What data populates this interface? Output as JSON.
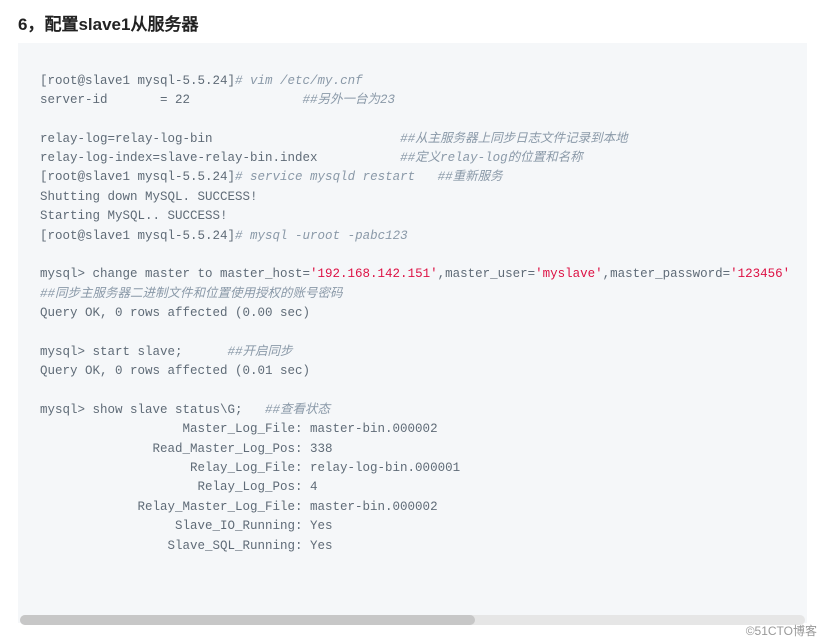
{
  "heading": "6，配置slave1从服务器",
  "code": {
    "l1_a": "[root@slave1 mysql-5.5.24]",
    "l1_b": "# vim /etc/my.cnf",
    "l2_a": "server-id       = 22               ",
    "l2_b": "##另外一台为23",
    "blank1": "",
    "l3_a": "relay-log=relay-log-bin                         ",
    "l3_b": "##从主服务器上同步日志文件记录到本地",
    "l4_a": "relay-log-index=slave-relay-bin.index           ",
    "l4_b": "##定义relay-log的位置和名称",
    "l5_a": "[root@slave1 mysql-5.5.24]",
    "l5_b": "# service mysqld restart   ",
    "l5_c": "##重新服务",
    "l6": "Shutting down MySQL. SUCCESS!",
    "l7": "Starting MySQL.. SUCCESS!",
    "l8_a": "[root@slave1 mysql-5.5.24]",
    "l8_b": "# mysql -uroot -pabc123",
    "blank2": "",
    "l9_a": "mysql> change master to master_host=",
    "l9_b": "'192.168.142.151'",
    "l9_c": ",master_user=",
    "l9_d": "'myslave'",
    "l9_e": ",master_password=",
    "l9_f": "'123456'",
    "l10": "##同步主服务器二进制文件和位置使用授权的账号密码",
    "l11": "Query OK, 0 rows affected (0.00 sec)",
    "blank3": "",
    "l12_a": "mysql> start slave;      ",
    "l12_b": "##开启同步",
    "l13": "Query OK, 0 rows affected (0.01 sec)",
    "blank4": "",
    "l14_a": "mysql> show slave status\\G;   ",
    "l14_b": "##查看状态",
    "l15": "                   Master_Log_File: master-bin.000002",
    "l16": "               Read_Master_Log_Pos: 338",
    "l17": "                    Relay_Log_File: relay-log-bin.000001",
    "l18": "                     Relay_Log_Pos: 4",
    "l19": "             Relay_Master_Log_File: master-bin.000002",
    "l20": "                  Slave_IO_Running: Yes",
    "l21": "                 Slave_SQL_Running: Yes"
  },
  "watermark": "©51CTO博客"
}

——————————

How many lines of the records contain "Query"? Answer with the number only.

EXERCISE OUTPUT: 2